A Highland Technology V680 TDC (Time to Digital Converter) Driver for EPICS
I have had the opportunity to work with Graham Waters to develop an EPICS driver for the Highland V680 TDC (Time to Digital Converter).The driver works in a VxWorks environment and takes advantage of the EPICS Histogram Record. A Motorola MVME-162 CPU card and the TDC module in a VME crate form a complete data acquisition system. When an event is accepted by the TDC it generates a hardware interrupt. The interrupt service routine uses the EPICS Histogram Record to count the number of events for each time bin and stores the information in memory on the CPU card.
At TRIUMF we will use the TDC system in the TUDA line of our ISAC facility. The TUDA line carries a beam of stable or radioactive ions with A/q from 3 to 6 and with energies from 0.153 to 1.53 MeV/u. Just up stream of the TUDA experimental area we have a silicon detector monitor. The ions will scatter from a thin gold foil into an Ortec PIPS silicon detector placed at a forward angle of 30 degrees. The time of arrival of the resulting electrical pulse with respect to the RF of the acceleration system will allow us to measure the bunch shape of the ions beam. This will facilitate tuning of our Linac and bunchers to obtain a short bunch at TUDA for the experimenters.

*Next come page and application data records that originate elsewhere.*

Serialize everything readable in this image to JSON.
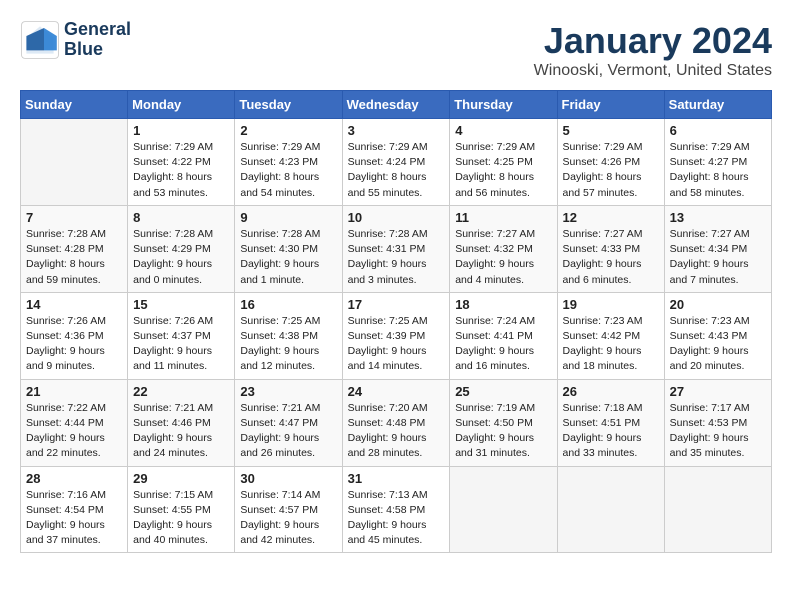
{
  "logo": {
    "text_line1": "General",
    "text_line2": "Blue"
  },
  "title": "January 2024",
  "subtitle": "Winooski, Vermont, United States",
  "days_of_week": [
    "Sunday",
    "Monday",
    "Tuesday",
    "Wednesday",
    "Thursday",
    "Friday",
    "Saturday"
  ],
  "weeks": [
    [
      {
        "day": "",
        "sunrise": "",
        "sunset": "",
        "daylight": ""
      },
      {
        "day": "1",
        "sunrise": "Sunrise: 7:29 AM",
        "sunset": "Sunset: 4:22 PM",
        "daylight": "Daylight: 8 hours and 53 minutes."
      },
      {
        "day": "2",
        "sunrise": "Sunrise: 7:29 AM",
        "sunset": "Sunset: 4:23 PM",
        "daylight": "Daylight: 8 hours and 54 minutes."
      },
      {
        "day": "3",
        "sunrise": "Sunrise: 7:29 AM",
        "sunset": "Sunset: 4:24 PM",
        "daylight": "Daylight: 8 hours and 55 minutes."
      },
      {
        "day": "4",
        "sunrise": "Sunrise: 7:29 AM",
        "sunset": "Sunset: 4:25 PM",
        "daylight": "Daylight: 8 hours and 56 minutes."
      },
      {
        "day": "5",
        "sunrise": "Sunrise: 7:29 AM",
        "sunset": "Sunset: 4:26 PM",
        "daylight": "Daylight: 8 hours and 57 minutes."
      },
      {
        "day": "6",
        "sunrise": "Sunrise: 7:29 AM",
        "sunset": "Sunset: 4:27 PM",
        "daylight": "Daylight: 8 hours and 58 minutes."
      }
    ],
    [
      {
        "day": "7",
        "sunrise": "Sunrise: 7:28 AM",
        "sunset": "Sunset: 4:28 PM",
        "daylight": "Daylight: 8 hours and 59 minutes."
      },
      {
        "day": "8",
        "sunrise": "Sunrise: 7:28 AM",
        "sunset": "Sunset: 4:29 PM",
        "daylight": "Daylight: 9 hours and 0 minutes."
      },
      {
        "day": "9",
        "sunrise": "Sunrise: 7:28 AM",
        "sunset": "Sunset: 4:30 PM",
        "daylight": "Daylight: 9 hours and 1 minute."
      },
      {
        "day": "10",
        "sunrise": "Sunrise: 7:28 AM",
        "sunset": "Sunset: 4:31 PM",
        "daylight": "Daylight: 9 hours and 3 minutes."
      },
      {
        "day": "11",
        "sunrise": "Sunrise: 7:27 AM",
        "sunset": "Sunset: 4:32 PM",
        "daylight": "Daylight: 9 hours and 4 minutes."
      },
      {
        "day": "12",
        "sunrise": "Sunrise: 7:27 AM",
        "sunset": "Sunset: 4:33 PM",
        "daylight": "Daylight: 9 hours and 6 minutes."
      },
      {
        "day": "13",
        "sunrise": "Sunrise: 7:27 AM",
        "sunset": "Sunset: 4:34 PM",
        "daylight": "Daylight: 9 hours and 7 minutes."
      }
    ],
    [
      {
        "day": "14",
        "sunrise": "Sunrise: 7:26 AM",
        "sunset": "Sunset: 4:36 PM",
        "daylight": "Daylight: 9 hours and 9 minutes."
      },
      {
        "day": "15",
        "sunrise": "Sunrise: 7:26 AM",
        "sunset": "Sunset: 4:37 PM",
        "daylight": "Daylight: 9 hours and 11 minutes."
      },
      {
        "day": "16",
        "sunrise": "Sunrise: 7:25 AM",
        "sunset": "Sunset: 4:38 PM",
        "daylight": "Daylight: 9 hours and 12 minutes."
      },
      {
        "day": "17",
        "sunrise": "Sunrise: 7:25 AM",
        "sunset": "Sunset: 4:39 PM",
        "daylight": "Daylight: 9 hours and 14 minutes."
      },
      {
        "day": "18",
        "sunrise": "Sunrise: 7:24 AM",
        "sunset": "Sunset: 4:41 PM",
        "daylight": "Daylight: 9 hours and 16 minutes."
      },
      {
        "day": "19",
        "sunrise": "Sunrise: 7:23 AM",
        "sunset": "Sunset: 4:42 PM",
        "daylight": "Daylight: 9 hours and 18 minutes."
      },
      {
        "day": "20",
        "sunrise": "Sunrise: 7:23 AM",
        "sunset": "Sunset: 4:43 PM",
        "daylight": "Daylight: 9 hours and 20 minutes."
      }
    ],
    [
      {
        "day": "21",
        "sunrise": "Sunrise: 7:22 AM",
        "sunset": "Sunset: 4:44 PM",
        "daylight": "Daylight: 9 hours and 22 minutes."
      },
      {
        "day": "22",
        "sunrise": "Sunrise: 7:21 AM",
        "sunset": "Sunset: 4:46 PM",
        "daylight": "Daylight: 9 hours and 24 minutes."
      },
      {
        "day": "23",
        "sunrise": "Sunrise: 7:21 AM",
        "sunset": "Sunset: 4:47 PM",
        "daylight": "Daylight: 9 hours and 26 minutes."
      },
      {
        "day": "24",
        "sunrise": "Sunrise: 7:20 AM",
        "sunset": "Sunset: 4:48 PM",
        "daylight": "Daylight: 9 hours and 28 minutes."
      },
      {
        "day": "25",
        "sunrise": "Sunrise: 7:19 AM",
        "sunset": "Sunset: 4:50 PM",
        "daylight": "Daylight: 9 hours and 31 minutes."
      },
      {
        "day": "26",
        "sunrise": "Sunrise: 7:18 AM",
        "sunset": "Sunset: 4:51 PM",
        "daylight": "Daylight: 9 hours and 33 minutes."
      },
      {
        "day": "27",
        "sunrise": "Sunrise: 7:17 AM",
        "sunset": "Sunset: 4:53 PM",
        "daylight": "Daylight: 9 hours and 35 minutes."
      }
    ],
    [
      {
        "day": "28",
        "sunrise": "Sunrise: 7:16 AM",
        "sunset": "Sunset: 4:54 PM",
        "daylight": "Daylight: 9 hours and 37 minutes."
      },
      {
        "day": "29",
        "sunrise": "Sunrise: 7:15 AM",
        "sunset": "Sunset: 4:55 PM",
        "daylight": "Daylight: 9 hours and 40 minutes."
      },
      {
        "day": "30",
        "sunrise": "Sunrise: 7:14 AM",
        "sunset": "Sunset: 4:57 PM",
        "daylight": "Daylight: 9 hours and 42 minutes."
      },
      {
        "day": "31",
        "sunrise": "Sunrise: 7:13 AM",
        "sunset": "Sunset: 4:58 PM",
        "daylight": "Daylight: 9 hours and 45 minutes."
      },
      {
        "day": "",
        "sunrise": "",
        "sunset": "",
        "daylight": ""
      },
      {
        "day": "",
        "sunrise": "",
        "sunset": "",
        "daylight": ""
      },
      {
        "day": "",
        "sunrise": "",
        "sunset": "",
        "daylight": ""
      }
    ]
  ]
}
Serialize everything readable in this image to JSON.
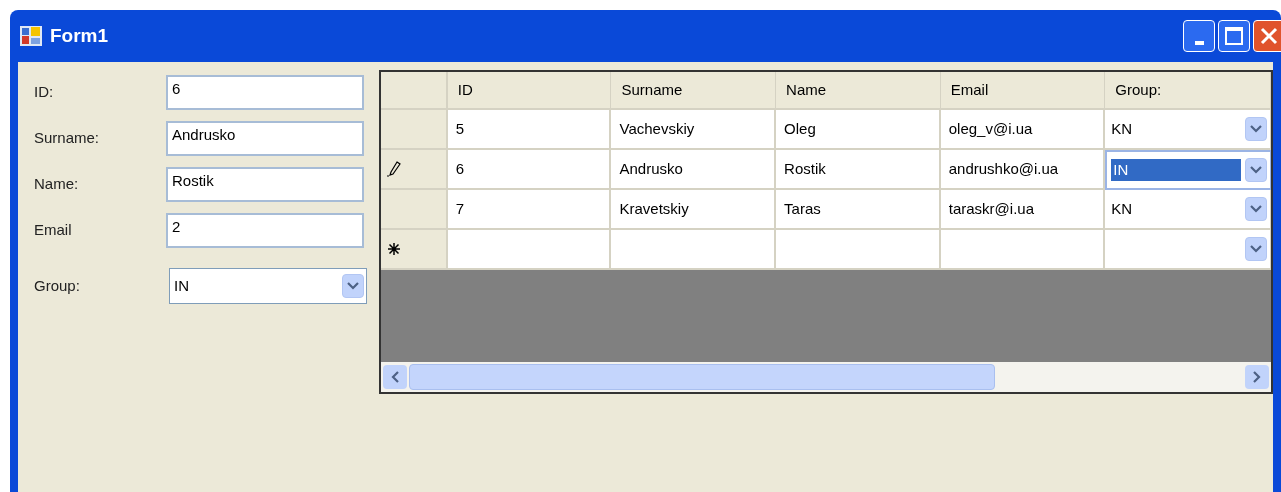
{
  "window": {
    "title": "Form1"
  },
  "form": [
    {
      "label": "ID:",
      "kind": "text",
      "value": "6"
    },
    {
      "label": "Surname:",
      "kind": "text",
      "value": "Andrusko"
    },
    {
      "label": "Name:",
      "kind": "text",
      "value": "Rostik"
    },
    {
      "label": "Email",
      "kind": "text",
      "value": "2"
    },
    {
      "label": "Group:",
      "kind": "combo",
      "value": "IN"
    }
  ],
  "table": {
    "columns": [
      "ID",
      "Surname",
      "Name",
      "Email",
      "Group:"
    ],
    "rows": [
      {
        "kind": "plain",
        "cells": [
          "5",
          "Vachevskiy",
          "Oleg",
          "oleg_v@i.ua",
          "KN"
        ],
        "group_selected": false
      },
      {
        "kind": "editing",
        "cells": [
          "6",
          "Andrusko",
          "Rostik",
          "andrushko@i.ua",
          "IN"
        ],
        "group_selected": true
      },
      {
        "kind": "plain",
        "cells": [
          "7",
          "Kravetskiy",
          "Taras",
          "taraskr@i.ua",
          "KN"
        ],
        "group_selected": false
      },
      {
        "kind": "new",
        "cells": []
      }
    ]
  }
}
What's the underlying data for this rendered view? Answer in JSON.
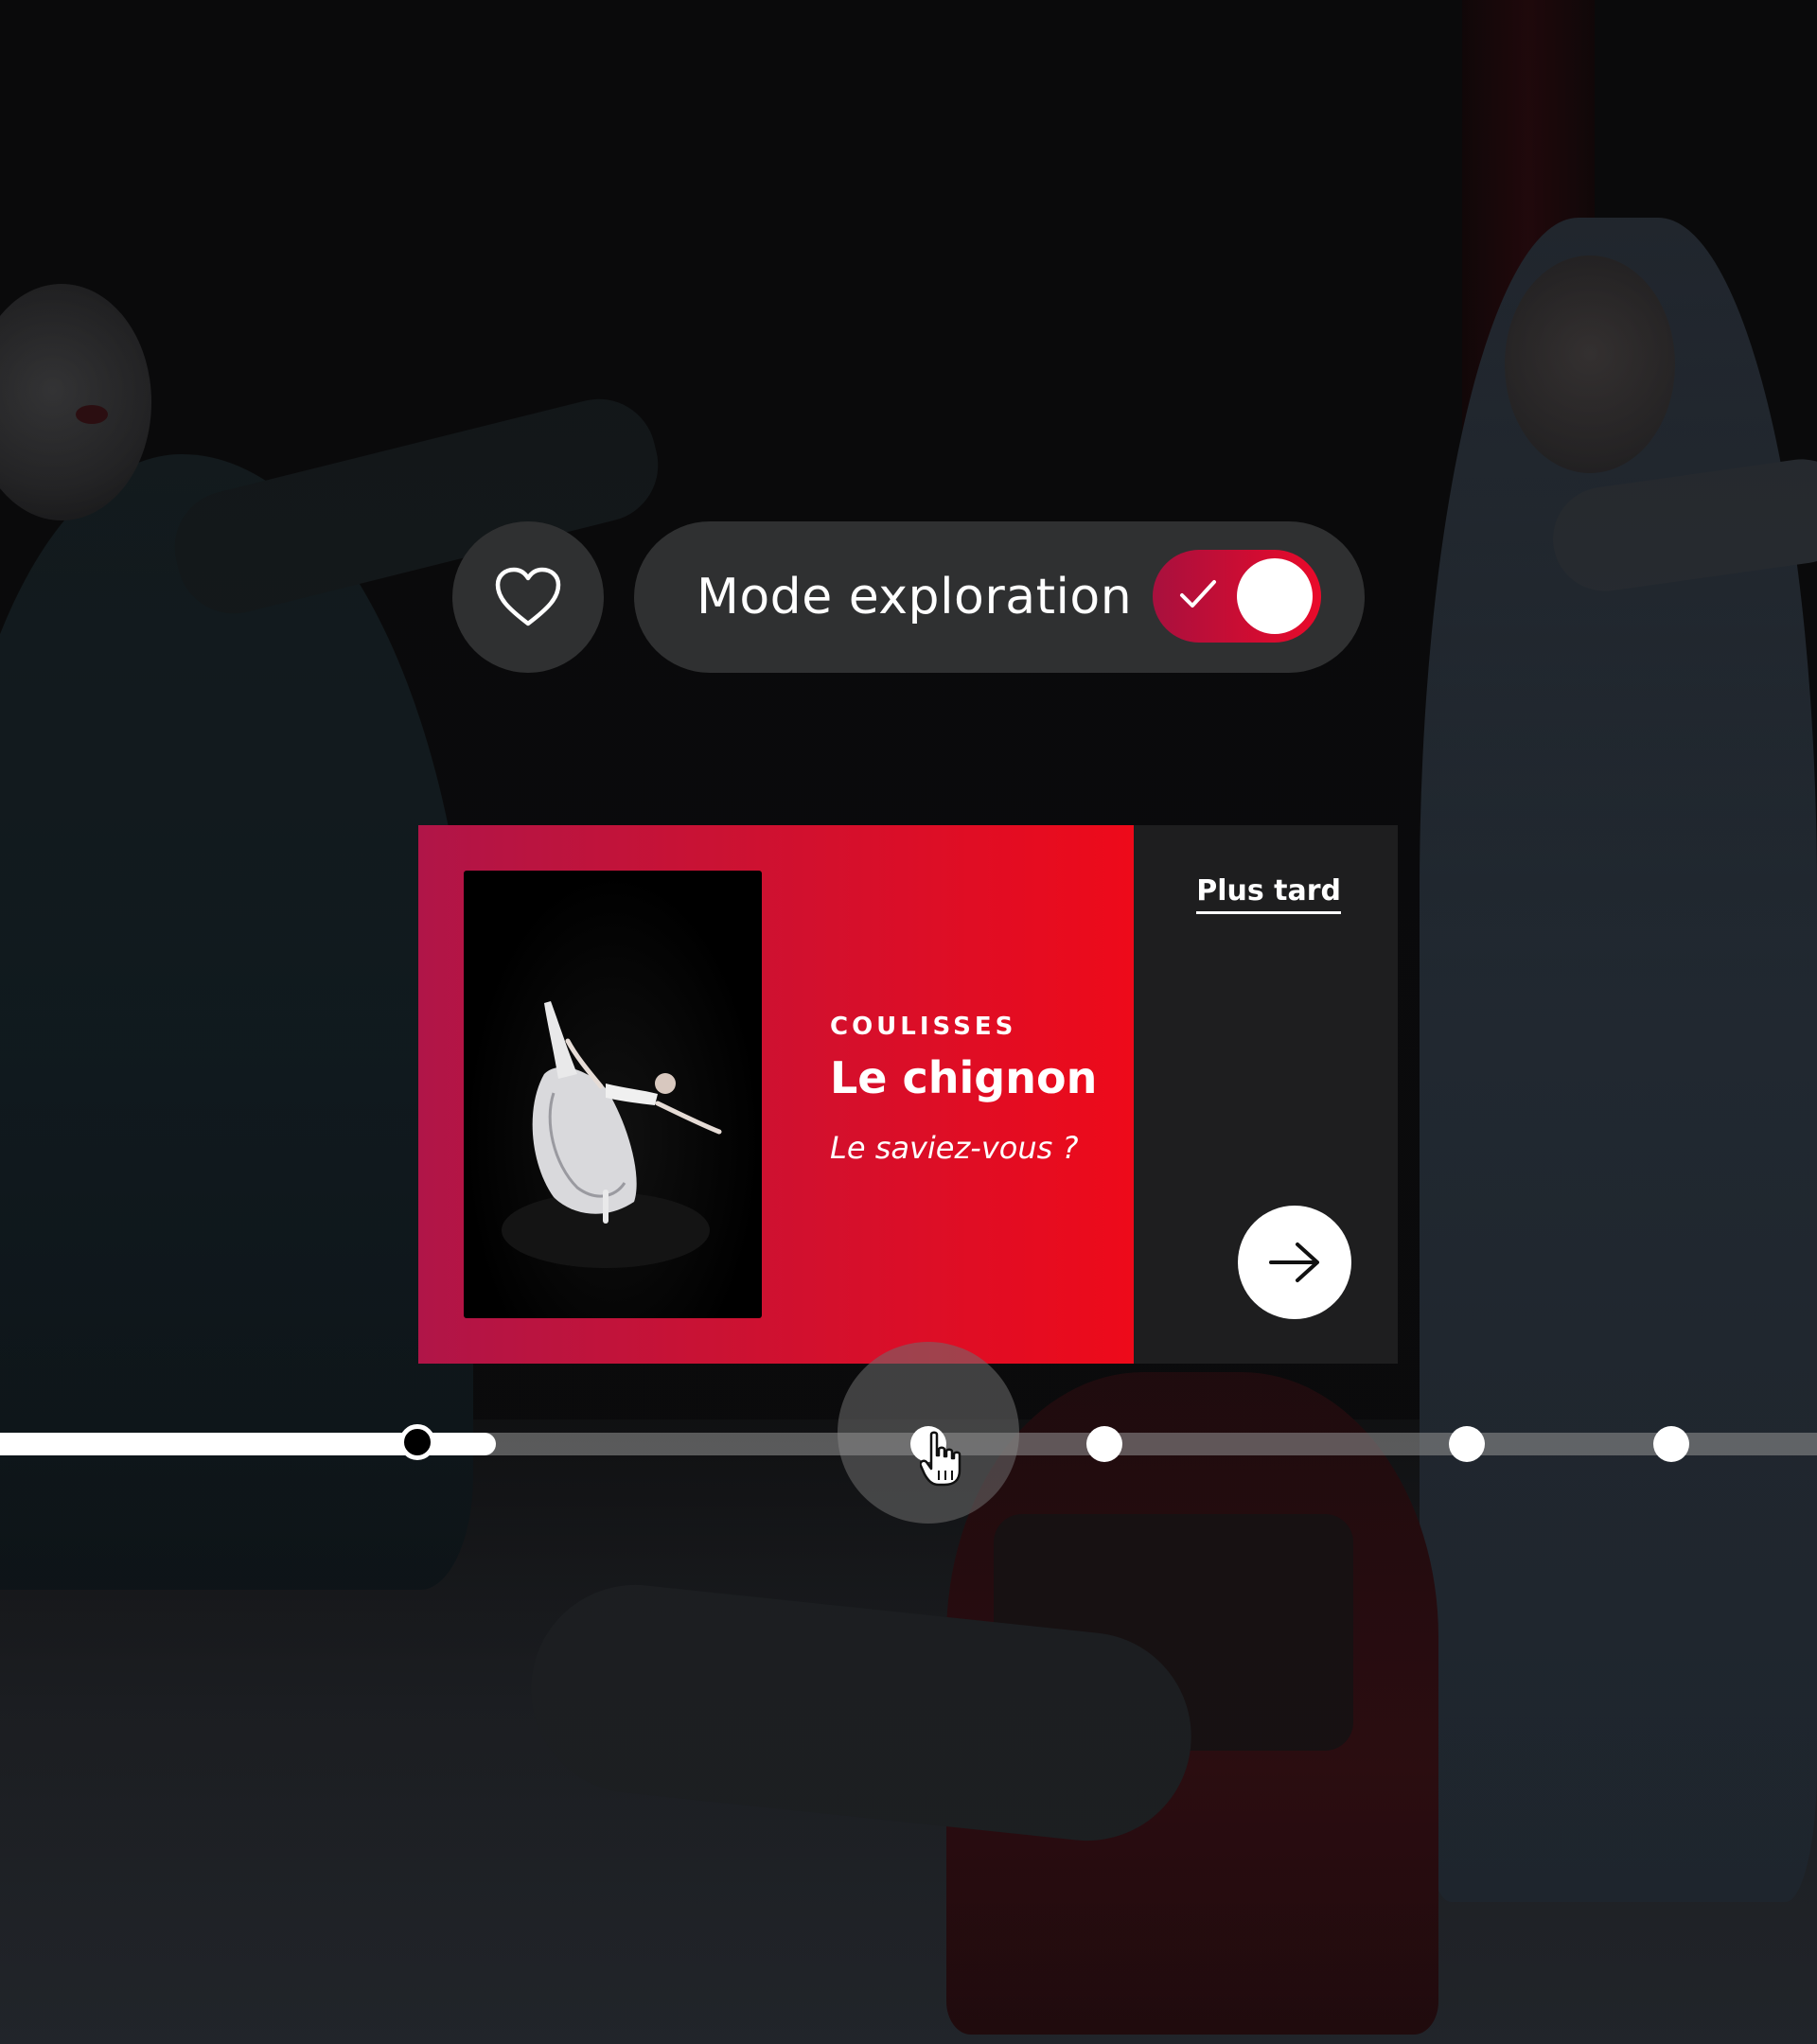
{
  "header": {
    "favorite_icon": "heart-icon",
    "mode_toggle": {
      "label": "Mode exploration",
      "enabled": true,
      "check_icon": "check-icon",
      "accent_from": "#a8103e",
      "accent_to": "#ea0a2a"
    }
  },
  "card": {
    "eyebrow": "COULISSES",
    "title": "Le chignon",
    "subtitle": "Le saviez-vous ?",
    "thumbnail": "ballerina-arabesque-image",
    "later_label": "Plus tard",
    "next_icon": "arrow-right-icon",
    "gradient_from": "#b01548",
    "gradient_to": "#ee0a1a"
  },
  "timeline": {
    "progress": 0.27,
    "node_count": 6,
    "current_index": 0,
    "hovered_index": 1
  },
  "colors": {
    "background": "#0c0c0d",
    "pill": "#2f3031",
    "card_side": "#1e1e1f"
  }
}
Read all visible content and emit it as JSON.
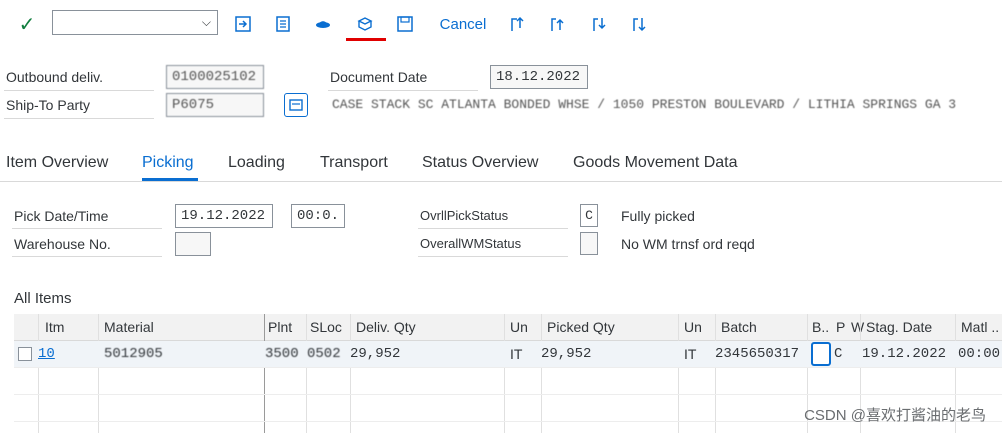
{
  "toolbar": {
    "check_glyph": "✓",
    "command_field_value": "",
    "chevron_glyph": "⌵",
    "cancel_label": "Cancel",
    "icons": [
      "enter-icon",
      "save-layout-icon",
      "hat-icon",
      "pick-icon",
      "save-icon",
      "first-page-icon",
      "previous-page-icon",
      "next-page-icon",
      "last-page-icon"
    ]
  },
  "header": {
    "outbound_label": "Outbound deliv.",
    "outbound_value": "0100025102",
    "doc_date_label": "Document Date",
    "doc_date_value": "18.12.2022",
    "ship_to_label": "Ship-To Party",
    "ship_to_value": "P6075",
    "ship_to_address": "CASE STACK SC ATLANTA BONDED WHSE / 1050 PRESTON BOULEVARD / LITHIA SPRINGS GA 3"
  },
  "tabs": [
    "Item Overview",
    "Picking",
    "Loading",
    "Transport",
    "Status Overview",
    "Goods Movement Data"
  ],
  "picking": {
    "pick_date_label": "Pick Date/Time",
    "pick_date_value": "19.12.2022",
    "pick_time_value": "00:0.",
    "warehouse_label": "Warehouse No.",
    "warehouse_value": "",
    "ovrl_pick_label": "OvrllPickStatus",
    "ovrl_pick_code": "C",
    "ovrl_pick_text": "Fully picked",
    "overall_wm_label": "OverallWMStatus",
    "overall_wm_code": "",
    "overall_wm_text": "No WM trnsf ord reqd"
  },
  "items": {
    "section_title": "All Items",
    "columns": [
      "Itm",
      "Material",
      "Plnt",
      "SLoc",
      "Deliv. Qty",
      "Un",
      "Picked Qty",
      "Un",
      "Batch",
      "B..",
      "P",
      "W",
      "Stag. Date",
      "Matl .."
    ],
    "rows": [
      {
        "itm": "10",
        "material": "5012905",
        "plnt": "3500",
        "sloc": "0502",
        "deliv_qty": "29,952",
        "un": "IT",
        "picked_qty": "29,952",
        "un2": "IT",
        "batch": "2345650317",
        "b": "",
        "p": "C",
        "w": "",
        "stag_date": "19.12.2022",
        "matl": "00:00"
      }
    ]
  },
  "watermark": "CSDN @喜欢打酱油的老鸟"
}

The RF bunches will arrive with a frequency of 11.6 MHz, or 5.8 MHz if our chopper in on. The bunch width varies from a few nanoseconds to a part of a nanosecond and the event rate from the detector may vary from 10,000 per second for a stable ion down to 1 per second for a rare radioactive species.
Mode of Operation of the TDC
One of the trickiest parts of writing the driver was to first define the mode of operation of the TDC. It is a complex module with many modes available for a range of uses. Graham and I passed several entertaining afternoons trying to convince each other of the best choice. In the end, we chose the following scheme. The driver initializes the TDC to use Standard Mode and Positive Time Mode and readout is performed in Relative Mode. We input the pulse from the silicon detector to the Reference (REF) input of the TDC and the RF from the accelerator into Input Channel 0 (IN0) of the TDC.
IN0 is held off due to Positive Time Mode. An event on the REF causes the Time Counter to be stored in TDC register t1 and also enables IN0. The next RF pulse on In0 causes the new Time Counter value to be stored in register t2 and then generates an interrupt. The interrupt service routine disables further interrupts and reads out t = t2 - t1, histograms the event in the CPU memory, performs resets and then re-enables the interrupts. The 32 MHz Motorola CPU requires about 130 microseconds to process each interrupt.
The RF at IN0 is 11.6 MHz. In practice, we also provide RF at 5.8 MHz and 2.9 MHz to IN1 and IN2. The use of the Interrupt Selection Mask in the TDC allows us to select which RF reference frequency we use. This lets us measure the population of bunches over many RF cycles to determine the efficiency of the chopper, provides a built in time scale calibration and more fully utilizes the capabilities of the module.
We wish to thank Pierre Amaudruz (TRIUMF) and Carl Lionberger (LBL) for providing us with samples of their application codes.
We welcome any chance to help you with implementing the Highland V680 in your EPICS system. Of course, our source code will be available. Please contact me, Bill Rawnsley, at email@example.com or Graham Waters at firstname.lastname@example.org.